Task brief: A verbatim copy of the entries is the required answer.

Items listed in a dataset:
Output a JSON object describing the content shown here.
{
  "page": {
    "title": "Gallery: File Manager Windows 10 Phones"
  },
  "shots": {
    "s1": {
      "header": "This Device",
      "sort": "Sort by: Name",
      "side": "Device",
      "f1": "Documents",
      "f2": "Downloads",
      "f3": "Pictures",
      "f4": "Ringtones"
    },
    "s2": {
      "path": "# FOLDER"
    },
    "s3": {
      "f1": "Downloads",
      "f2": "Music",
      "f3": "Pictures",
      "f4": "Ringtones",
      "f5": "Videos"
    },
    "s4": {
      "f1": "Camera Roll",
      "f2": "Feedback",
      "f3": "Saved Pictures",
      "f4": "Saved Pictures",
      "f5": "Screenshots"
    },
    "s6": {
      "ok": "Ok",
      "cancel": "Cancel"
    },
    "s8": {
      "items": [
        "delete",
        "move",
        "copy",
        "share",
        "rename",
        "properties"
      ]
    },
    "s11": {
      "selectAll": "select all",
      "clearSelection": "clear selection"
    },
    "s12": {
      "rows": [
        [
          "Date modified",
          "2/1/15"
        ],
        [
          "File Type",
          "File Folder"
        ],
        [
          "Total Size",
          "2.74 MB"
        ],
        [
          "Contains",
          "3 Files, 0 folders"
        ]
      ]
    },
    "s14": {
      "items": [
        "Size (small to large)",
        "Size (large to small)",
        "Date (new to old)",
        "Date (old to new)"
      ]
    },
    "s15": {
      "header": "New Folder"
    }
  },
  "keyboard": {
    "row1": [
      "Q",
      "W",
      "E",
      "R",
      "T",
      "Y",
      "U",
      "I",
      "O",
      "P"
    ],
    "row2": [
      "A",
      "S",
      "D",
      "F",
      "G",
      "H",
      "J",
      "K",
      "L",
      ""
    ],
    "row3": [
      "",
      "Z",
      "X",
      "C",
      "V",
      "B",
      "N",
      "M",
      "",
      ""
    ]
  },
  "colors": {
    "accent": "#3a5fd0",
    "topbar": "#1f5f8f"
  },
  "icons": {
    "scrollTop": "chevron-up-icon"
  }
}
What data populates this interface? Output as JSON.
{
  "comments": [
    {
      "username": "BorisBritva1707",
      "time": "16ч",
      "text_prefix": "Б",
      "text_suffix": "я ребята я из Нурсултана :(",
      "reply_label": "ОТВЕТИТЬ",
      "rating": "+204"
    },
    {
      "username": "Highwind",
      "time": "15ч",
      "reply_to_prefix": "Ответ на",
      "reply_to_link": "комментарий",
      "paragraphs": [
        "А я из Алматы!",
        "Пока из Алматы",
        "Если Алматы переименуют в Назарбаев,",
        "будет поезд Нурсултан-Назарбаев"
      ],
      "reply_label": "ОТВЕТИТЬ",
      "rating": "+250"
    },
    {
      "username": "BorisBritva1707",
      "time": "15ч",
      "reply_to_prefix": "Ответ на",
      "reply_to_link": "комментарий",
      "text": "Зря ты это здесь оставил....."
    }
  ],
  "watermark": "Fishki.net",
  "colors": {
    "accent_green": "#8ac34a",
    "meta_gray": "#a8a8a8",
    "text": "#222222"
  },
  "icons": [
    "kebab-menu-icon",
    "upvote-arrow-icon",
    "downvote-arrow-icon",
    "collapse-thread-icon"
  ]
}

Exercise result:
Output a JSON object describing the content shown here.
{
  "page": {
    "title": "Gallery: File Manager Windows 10 Phones"
  },
  "shots": {
    "s1": {
      "header": "This Device",
      "sort": "Sort by: Name",
      "side": "Device",
      "f1": "Documents",
      "f2": "Downloads",
      "f3": "Pictures",
      "f4": "Ringtones"
    },
    "s2": {
      "path": "# FOLDER"
    },
    "s3": {
      "f1": "Downloads",
      "f2": "Music",
      "f3": "Pictures",
      "f4": "Ringtones",
      "f5": "Videos"
    },
    "s4": {
      "f1": "Camera Roll",
      "f2": "Feedback",
      "f3": "Saved Pictures",
      "f4": "Saved Pictures",
      "f5": "Screenshots"
    },
    "s6": {
      "ok": "Ok",
      "cancel": "Cancel"
    },
    "s8": {
      "items": [
        "delete",
        "move",
        "copy",
        "share",
        "rename",
        "properties"
      ]
    },
    "s11": {
      "selectAll": "select all",
      "clearSelection": "clear selection"
    },
    "s12": {
      "rows": [
        [
          "Date modified",
          "2/1/15"
        ],
        [
          "File Type",
          "File Folder"
        ],
        [
          "Total Size",
          "2.74 MB"
        ],
        [
          "Contains",
          "3 Files, 0 folders"
        ]
      ]
    },
    "s14": {
      "items": [
        "Size (small to large)",
        "Size (large to small)",
        "Date (new to old)",
        "Date (old to new)"
      ]
    },
    "s15": {
      "header": "New Folder"
    }
  },
  "keyboard": {
    "row1": [
      "Q",
      "W",
      "E",
      "R",
      "T",
      "Y",
      "U",
      "I",
      "O",
      "P"
    ],
    "row2": [
      "A",
      "S",
      "D",
      "F",
      "G",
      "H",
      "J",
      "K",
      "L",
      ""
    ],
    "row3": [
      "",
      "Z",
      "X",
      "C",
      "V",
      "B",
      "N",
      "M",
      "",
      ""
    ]
  },
  "colors": {
    "accent": "#3a5fd0",
    "topbar": "#1f5f8f"
  },
  "icons": {
    "scrollTop": "chevron-up-icon"
  }
}
What data populates this interface? Output as JSON.
{
  "comments": [
    {
      "username": "BorisBritva1707",
      "time": "16ч",
      "text_prefix": "Б",
      "text_suffix": "я ребята я из Нурсултана :(",
      "reply_label": "ОТВЕТИТЬ",
      "rating": "+204"
    },
    {
      "username": "Highwind",
      "time": "15ч",
      "reply_to_prefix": "Ответ на",
      "reply_to_link": "комментарий",
      "paragraphs": [
        "А я из Алматы!",
        "Пока из Алматы",
        "Если Алматы переименуют в Назарбаев,",
        "будет поезд Нурсултан-Назарбаев"
      ],
      "reply_label": "ОТВЕТИТЬ",
      "rating": "+250"
    },
    {
      "username": "BorisBritva1707",
      "time": "15ч",
      "reply_to_prefix": "Ответ на",
      "reply_to_link": "комментарий",
      "text": "Зря ты это здесь оставил....."
    }
  ],
  "watermark": "Fishki.net",
  "colors": {
    "accent_green": "#8ac34a",
    "meta_gray": "#a8a8a8",
    "text": "#222222"
  },
  "icons": [
    "kebab-menu-icon",
    "upvote-arrow-icon",
    "downvote-arrow-icon",
    "collapse-thread-icon"
  ]
}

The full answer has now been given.